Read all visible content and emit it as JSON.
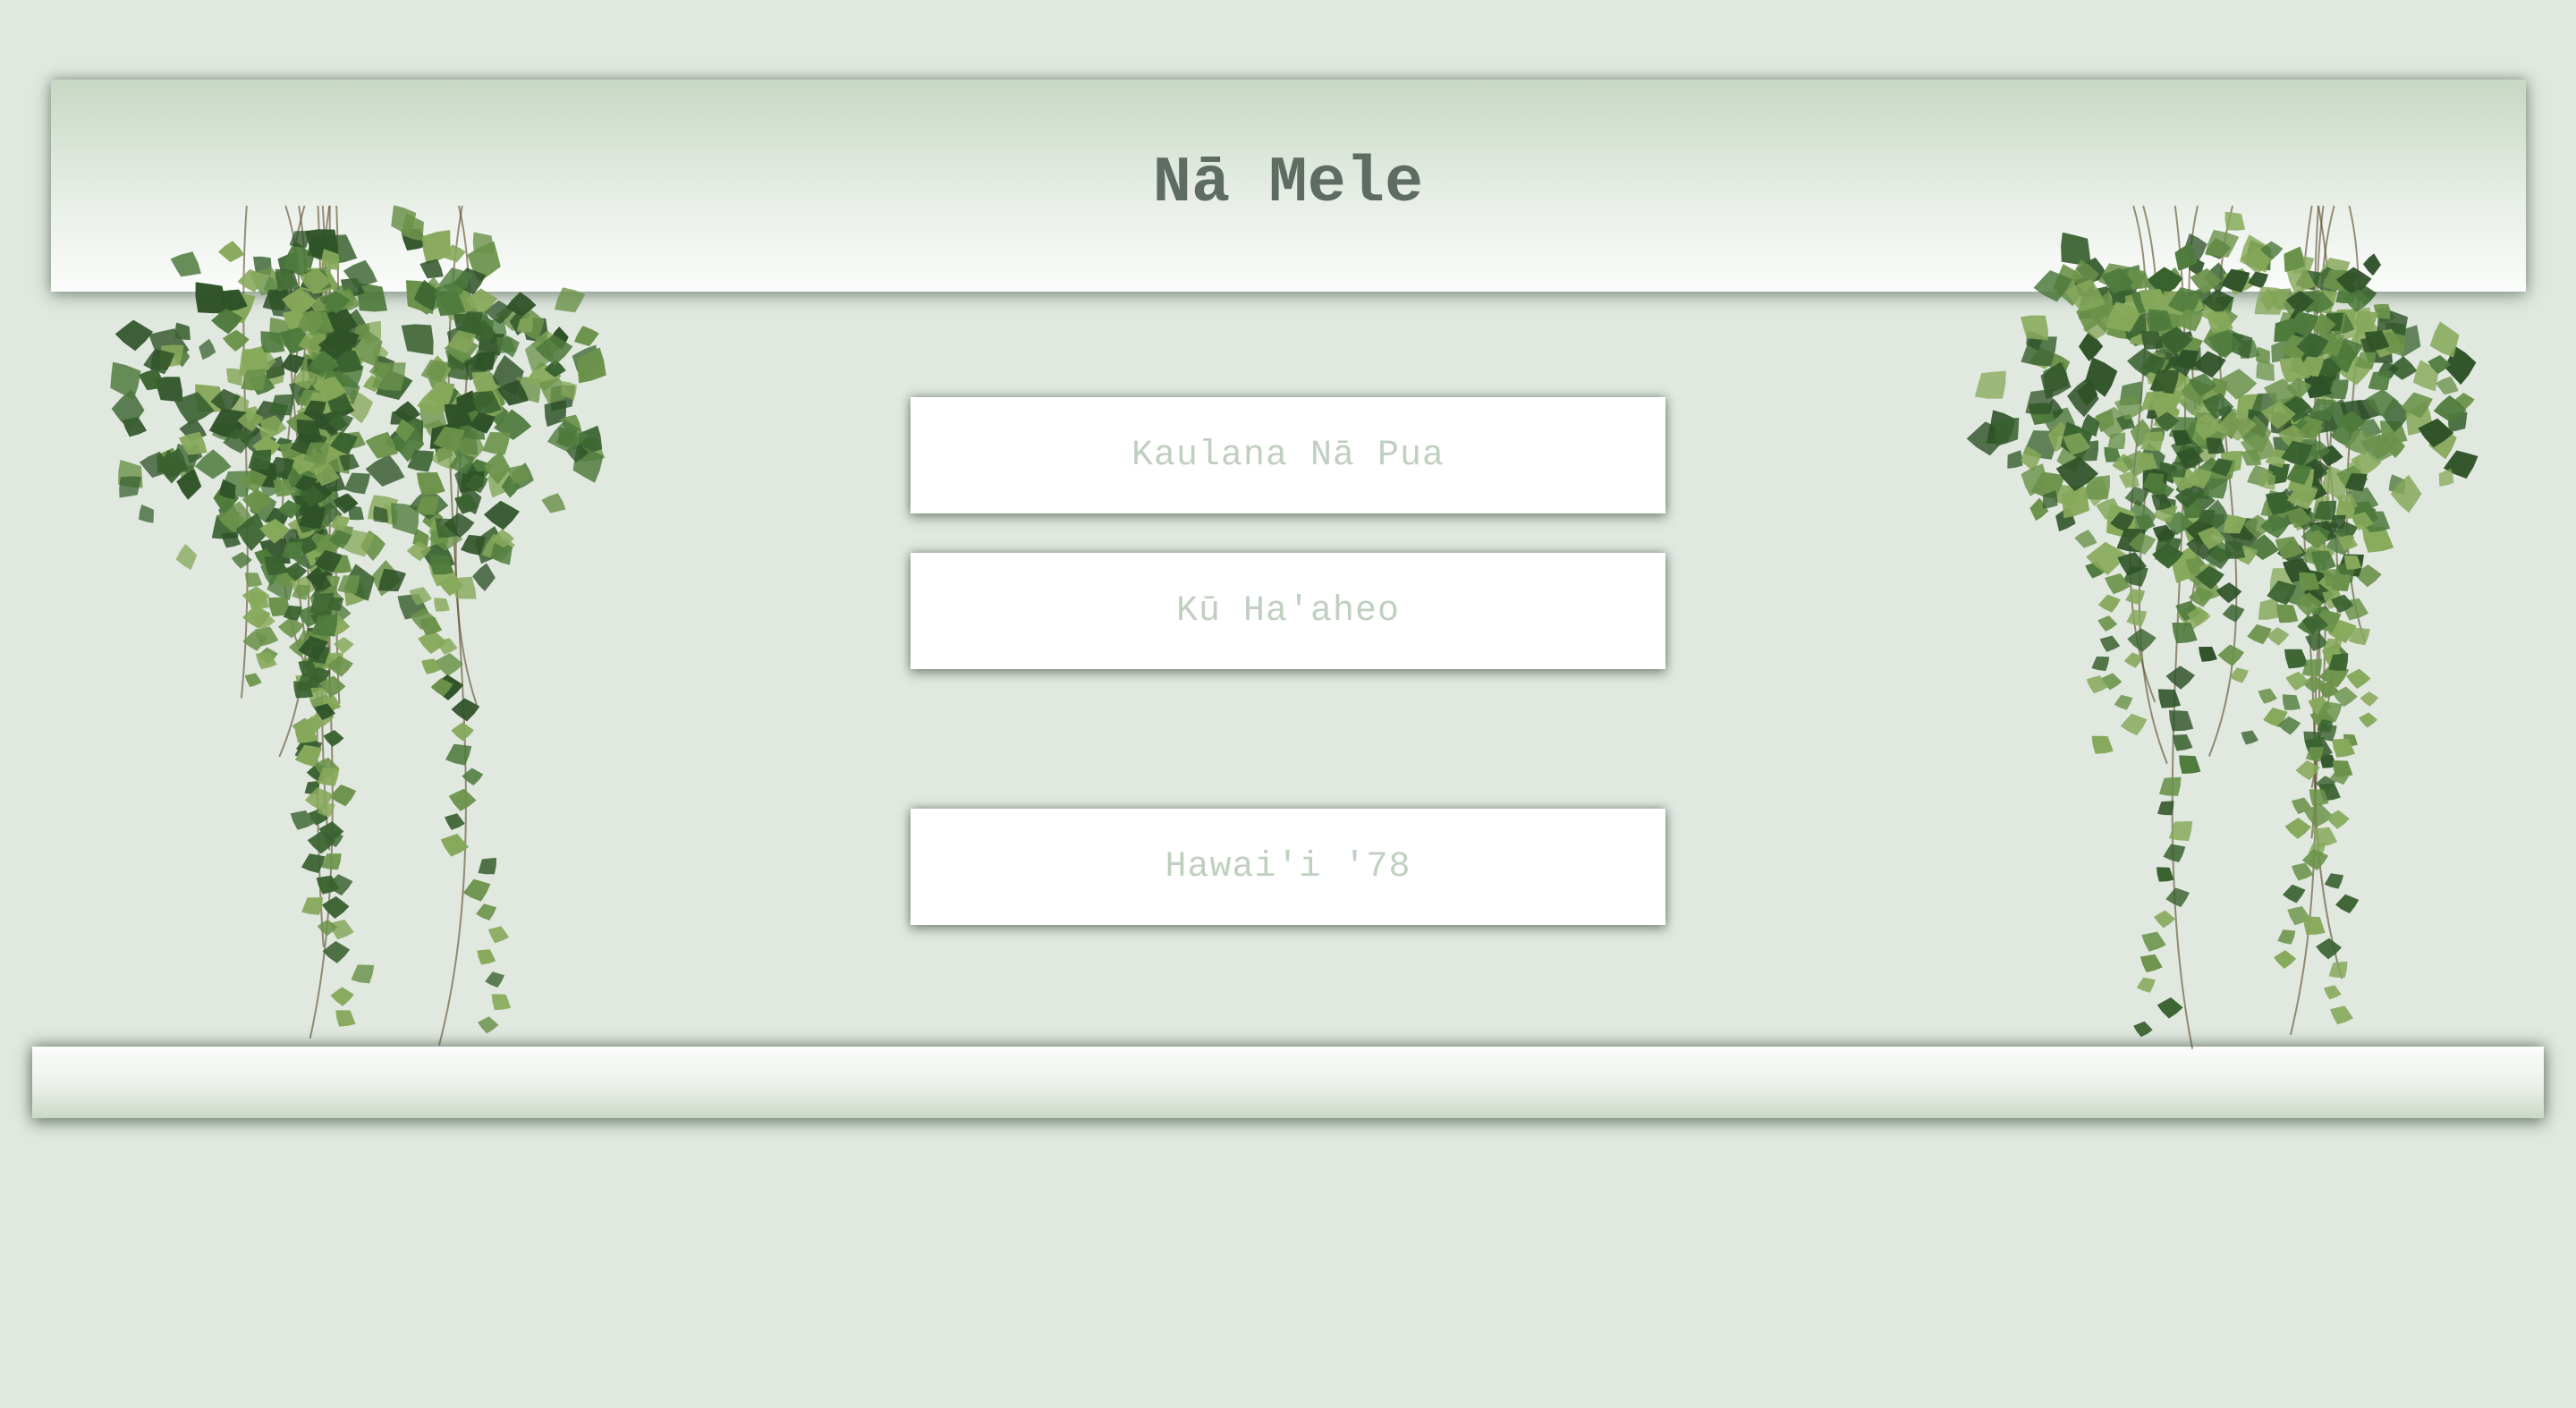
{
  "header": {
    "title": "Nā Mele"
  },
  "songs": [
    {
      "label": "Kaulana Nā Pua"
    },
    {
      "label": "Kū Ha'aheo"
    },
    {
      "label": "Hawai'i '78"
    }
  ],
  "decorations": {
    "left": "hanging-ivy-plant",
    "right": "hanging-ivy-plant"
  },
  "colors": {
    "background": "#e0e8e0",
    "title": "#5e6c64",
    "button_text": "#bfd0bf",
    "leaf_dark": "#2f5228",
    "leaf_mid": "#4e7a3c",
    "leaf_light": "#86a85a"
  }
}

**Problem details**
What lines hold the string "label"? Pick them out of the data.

**Written reply**
      "label": "Kaulana Nā Pua"
      "label": "Kū Ha'aheo"
      "label": "Hawai'i '78"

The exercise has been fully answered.